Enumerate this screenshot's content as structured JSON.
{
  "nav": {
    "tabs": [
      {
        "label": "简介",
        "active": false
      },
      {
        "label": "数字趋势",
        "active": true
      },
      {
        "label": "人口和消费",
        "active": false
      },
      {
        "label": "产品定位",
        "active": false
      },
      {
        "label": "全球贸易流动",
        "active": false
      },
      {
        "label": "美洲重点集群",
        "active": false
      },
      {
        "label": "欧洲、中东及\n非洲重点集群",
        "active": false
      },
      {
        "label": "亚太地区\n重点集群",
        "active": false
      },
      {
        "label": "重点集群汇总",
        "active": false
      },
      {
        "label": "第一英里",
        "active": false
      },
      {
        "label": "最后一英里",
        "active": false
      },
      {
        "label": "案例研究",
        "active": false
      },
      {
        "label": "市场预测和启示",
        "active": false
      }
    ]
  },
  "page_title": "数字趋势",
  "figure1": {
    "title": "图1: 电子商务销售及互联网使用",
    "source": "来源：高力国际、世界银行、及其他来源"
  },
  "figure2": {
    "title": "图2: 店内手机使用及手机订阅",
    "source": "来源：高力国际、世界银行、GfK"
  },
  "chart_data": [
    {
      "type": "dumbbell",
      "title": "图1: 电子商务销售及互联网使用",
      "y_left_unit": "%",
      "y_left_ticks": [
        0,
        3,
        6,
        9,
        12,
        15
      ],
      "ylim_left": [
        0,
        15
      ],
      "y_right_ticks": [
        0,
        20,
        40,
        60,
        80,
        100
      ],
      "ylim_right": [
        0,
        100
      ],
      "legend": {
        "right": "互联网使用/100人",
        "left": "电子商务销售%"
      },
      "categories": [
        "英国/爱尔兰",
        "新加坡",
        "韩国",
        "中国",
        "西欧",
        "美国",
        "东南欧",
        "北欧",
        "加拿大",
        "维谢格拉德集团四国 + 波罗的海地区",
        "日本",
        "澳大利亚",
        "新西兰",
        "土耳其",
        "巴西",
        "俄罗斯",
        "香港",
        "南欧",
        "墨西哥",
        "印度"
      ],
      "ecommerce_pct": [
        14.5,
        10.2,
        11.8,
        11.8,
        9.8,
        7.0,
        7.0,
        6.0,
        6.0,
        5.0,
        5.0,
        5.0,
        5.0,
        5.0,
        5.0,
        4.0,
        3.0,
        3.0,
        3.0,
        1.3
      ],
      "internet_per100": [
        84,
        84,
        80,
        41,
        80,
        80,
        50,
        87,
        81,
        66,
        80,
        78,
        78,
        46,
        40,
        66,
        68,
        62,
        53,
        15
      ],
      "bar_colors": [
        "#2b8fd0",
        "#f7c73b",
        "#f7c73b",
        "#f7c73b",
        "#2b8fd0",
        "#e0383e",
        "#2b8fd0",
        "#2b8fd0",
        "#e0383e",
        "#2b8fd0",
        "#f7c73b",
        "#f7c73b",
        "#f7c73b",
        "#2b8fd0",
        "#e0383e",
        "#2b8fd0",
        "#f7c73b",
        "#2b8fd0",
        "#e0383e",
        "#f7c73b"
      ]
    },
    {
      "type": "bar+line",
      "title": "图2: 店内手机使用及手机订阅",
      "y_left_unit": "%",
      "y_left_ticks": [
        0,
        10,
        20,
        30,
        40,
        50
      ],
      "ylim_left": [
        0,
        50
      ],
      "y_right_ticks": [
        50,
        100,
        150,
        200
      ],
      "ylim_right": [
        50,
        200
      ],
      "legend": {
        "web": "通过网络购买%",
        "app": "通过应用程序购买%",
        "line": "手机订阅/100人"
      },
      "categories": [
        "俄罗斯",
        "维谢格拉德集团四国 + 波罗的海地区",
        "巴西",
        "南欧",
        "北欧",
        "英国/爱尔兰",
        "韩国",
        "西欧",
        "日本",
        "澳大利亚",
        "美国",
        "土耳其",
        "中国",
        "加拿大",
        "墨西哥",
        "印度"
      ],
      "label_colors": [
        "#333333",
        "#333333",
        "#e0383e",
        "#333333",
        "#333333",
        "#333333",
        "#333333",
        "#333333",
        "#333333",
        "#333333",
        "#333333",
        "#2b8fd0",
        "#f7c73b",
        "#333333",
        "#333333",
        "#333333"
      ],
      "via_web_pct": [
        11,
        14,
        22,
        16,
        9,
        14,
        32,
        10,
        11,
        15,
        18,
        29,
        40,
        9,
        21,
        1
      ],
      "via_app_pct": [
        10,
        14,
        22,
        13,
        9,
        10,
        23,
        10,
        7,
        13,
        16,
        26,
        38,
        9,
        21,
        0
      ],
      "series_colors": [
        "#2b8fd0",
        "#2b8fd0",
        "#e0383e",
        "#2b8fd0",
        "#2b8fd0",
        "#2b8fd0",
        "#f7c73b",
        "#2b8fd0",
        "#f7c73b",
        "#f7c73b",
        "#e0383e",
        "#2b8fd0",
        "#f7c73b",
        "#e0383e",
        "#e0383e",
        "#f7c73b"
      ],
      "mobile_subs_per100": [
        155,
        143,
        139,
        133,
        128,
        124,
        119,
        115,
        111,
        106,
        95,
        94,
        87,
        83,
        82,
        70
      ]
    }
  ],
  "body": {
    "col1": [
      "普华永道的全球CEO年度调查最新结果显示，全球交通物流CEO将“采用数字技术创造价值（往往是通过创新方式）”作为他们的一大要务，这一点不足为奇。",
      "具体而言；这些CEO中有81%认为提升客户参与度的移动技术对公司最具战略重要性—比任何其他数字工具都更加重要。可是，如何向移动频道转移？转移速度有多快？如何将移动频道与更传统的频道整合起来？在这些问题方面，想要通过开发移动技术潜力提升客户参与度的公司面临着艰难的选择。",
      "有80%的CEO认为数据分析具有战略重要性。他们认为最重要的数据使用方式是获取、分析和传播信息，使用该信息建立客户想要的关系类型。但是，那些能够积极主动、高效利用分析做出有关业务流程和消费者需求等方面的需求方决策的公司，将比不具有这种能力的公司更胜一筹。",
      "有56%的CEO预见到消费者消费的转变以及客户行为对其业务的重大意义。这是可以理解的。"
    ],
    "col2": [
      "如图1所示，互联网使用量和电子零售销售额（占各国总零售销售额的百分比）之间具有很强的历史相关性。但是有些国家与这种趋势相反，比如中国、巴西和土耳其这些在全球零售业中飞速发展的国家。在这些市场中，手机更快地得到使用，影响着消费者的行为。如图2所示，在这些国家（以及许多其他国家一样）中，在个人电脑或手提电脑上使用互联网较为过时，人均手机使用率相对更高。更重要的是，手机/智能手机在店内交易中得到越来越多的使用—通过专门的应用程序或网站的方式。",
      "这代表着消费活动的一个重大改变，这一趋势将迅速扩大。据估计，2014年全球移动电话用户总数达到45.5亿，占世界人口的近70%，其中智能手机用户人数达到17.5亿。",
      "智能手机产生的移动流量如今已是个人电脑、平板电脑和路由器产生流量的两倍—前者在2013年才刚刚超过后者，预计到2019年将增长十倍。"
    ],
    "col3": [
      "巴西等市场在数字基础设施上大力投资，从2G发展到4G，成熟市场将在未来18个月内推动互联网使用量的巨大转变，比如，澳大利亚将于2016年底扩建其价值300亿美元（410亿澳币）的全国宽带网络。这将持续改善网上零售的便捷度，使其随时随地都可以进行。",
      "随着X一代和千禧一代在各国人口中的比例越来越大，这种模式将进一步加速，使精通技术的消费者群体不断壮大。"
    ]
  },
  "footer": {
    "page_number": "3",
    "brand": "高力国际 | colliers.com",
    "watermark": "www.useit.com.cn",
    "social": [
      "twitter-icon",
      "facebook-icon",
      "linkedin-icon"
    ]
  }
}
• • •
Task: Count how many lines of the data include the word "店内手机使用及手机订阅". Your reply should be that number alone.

Task solution: 2